As an athlete, I strive off competition. I like to make my body perform. But in order to perform on race day, I have to train. Just like many of you, it doesn't come easy for me. I've learned from past learning "lessons" (err... mistakes) that it takes much more than putting in the miles in order to achieve success on race day.
Always enjoying the journey and putting in the necessary quality work, I have kept a common motto for my race day performances over the past 6 years of racing endurance/multisport events
......"my mind will be my only limiter on race day".
This is something that I strive for in every race and I remind myself this with every training session. Whether it is sport nutrition, sleep, attitude, stretching or strength training - I am always thinking about what I can do to set myself up for success on race day. This may seem extreme but there's nothing "normal" about turning a single sport event into a multisport event - and racing it, or in covering a specific distance for over 30 minutes....only for a tshirt and maybe a medal.

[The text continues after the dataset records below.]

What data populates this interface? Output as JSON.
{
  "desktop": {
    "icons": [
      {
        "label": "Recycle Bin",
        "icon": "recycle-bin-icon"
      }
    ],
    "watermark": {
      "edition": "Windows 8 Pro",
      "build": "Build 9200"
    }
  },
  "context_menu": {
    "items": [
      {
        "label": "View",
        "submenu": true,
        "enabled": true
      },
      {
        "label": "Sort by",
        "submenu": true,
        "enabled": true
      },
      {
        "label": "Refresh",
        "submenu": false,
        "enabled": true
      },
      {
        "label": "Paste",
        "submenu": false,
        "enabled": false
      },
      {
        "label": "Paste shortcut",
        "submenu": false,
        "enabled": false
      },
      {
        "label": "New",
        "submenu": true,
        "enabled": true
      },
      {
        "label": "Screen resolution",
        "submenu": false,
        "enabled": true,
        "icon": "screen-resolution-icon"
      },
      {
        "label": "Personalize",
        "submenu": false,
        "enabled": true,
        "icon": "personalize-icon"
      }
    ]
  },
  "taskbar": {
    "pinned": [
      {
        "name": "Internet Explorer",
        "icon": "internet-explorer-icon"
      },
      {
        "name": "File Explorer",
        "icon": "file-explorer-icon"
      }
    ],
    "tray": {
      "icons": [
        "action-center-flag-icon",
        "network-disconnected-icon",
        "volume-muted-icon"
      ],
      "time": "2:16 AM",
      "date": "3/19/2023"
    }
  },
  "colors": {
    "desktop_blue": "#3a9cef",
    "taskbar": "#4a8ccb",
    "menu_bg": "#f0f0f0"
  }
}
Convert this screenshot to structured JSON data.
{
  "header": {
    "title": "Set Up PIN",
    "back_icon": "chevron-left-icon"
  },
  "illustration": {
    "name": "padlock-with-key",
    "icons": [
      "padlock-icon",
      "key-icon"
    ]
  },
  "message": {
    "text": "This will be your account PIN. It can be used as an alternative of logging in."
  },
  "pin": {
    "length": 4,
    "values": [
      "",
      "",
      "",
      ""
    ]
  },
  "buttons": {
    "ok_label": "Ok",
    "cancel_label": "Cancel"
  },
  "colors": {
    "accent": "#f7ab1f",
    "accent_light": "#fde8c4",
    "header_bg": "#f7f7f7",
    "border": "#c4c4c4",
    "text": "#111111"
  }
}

Confidence can bring a person far but there are many pieces in the performnce puzzle that must stay together as an athlete preps for an important race. As someone who doesn't belive in "B" races - my goal is to always put my training to the test....and let my mind be my only limiter on race day.
But then comes the bigger obstacle. Competition. This is an area in which I once feared and now I embrace. With a body that loves to perform, I love racing others and this often brings out the greatness in myself. I crave to see athletes who are faster than me - in order to push me to my limits. For even as I race my own race, I need others to remind myself that it is possible....especially when the mind and body start their common love-hate relationship at least once during a race. But then, I also need the newbies - out there questioning their own capabilities and wondering if it is really possible. I need to stay humble to remind myself that as we all reach the same finishing line, we all go throug the same emotions, excitement, nerves and questions on race day.
Triathlons are an amazing lifestyle. I can't even start a proper sentence when I begin to think about how tri's have changed my life. I'm filled with so many emotions and the biggest life change, besides creating a passion for helping others through my Trimarni Coaching and Nutrition business, was meeting Karel just a week after I did my first half ironman and 1 month after finishing the 2006 Boston Marathon. Six months prior to my first Ironman, Karel has embraced and supported my lifetyle and has really shown me what it takes to compete at a level beyond what one believes is possible.
And after 6 years, we finally shared the same course for our first-ever triathlon race together.
4th overall femal
1st age group
Stats from Karel's race:
Swim: ~31 min
Bike: 55.30 (~26mph average)
Total time: 2:11.27
5th overall male
2nd age group
Results (splits should be up soon)
Words can't describe this experience. With Karel saying that he wanted to quite the swim at 250 meters and me having the race of my life, I really cheerish moments like this that prove that the mind can be stronger than the body.
Karel fought the demons in his head that were telling him to quit and he didn't count himself out - after blazzing the bike and really pushing it on the run.
I needed the fast girls out there to beat me - for if they weren't out there, I don't know if I would have executed my smart race day plan.
And of course, with Karel being out there - I couldn't hold anything back - or else he would know :)
A big congrats to all the newbies and veterans out on the course - it was wonderful to share such a great race with so many inspiring individuals.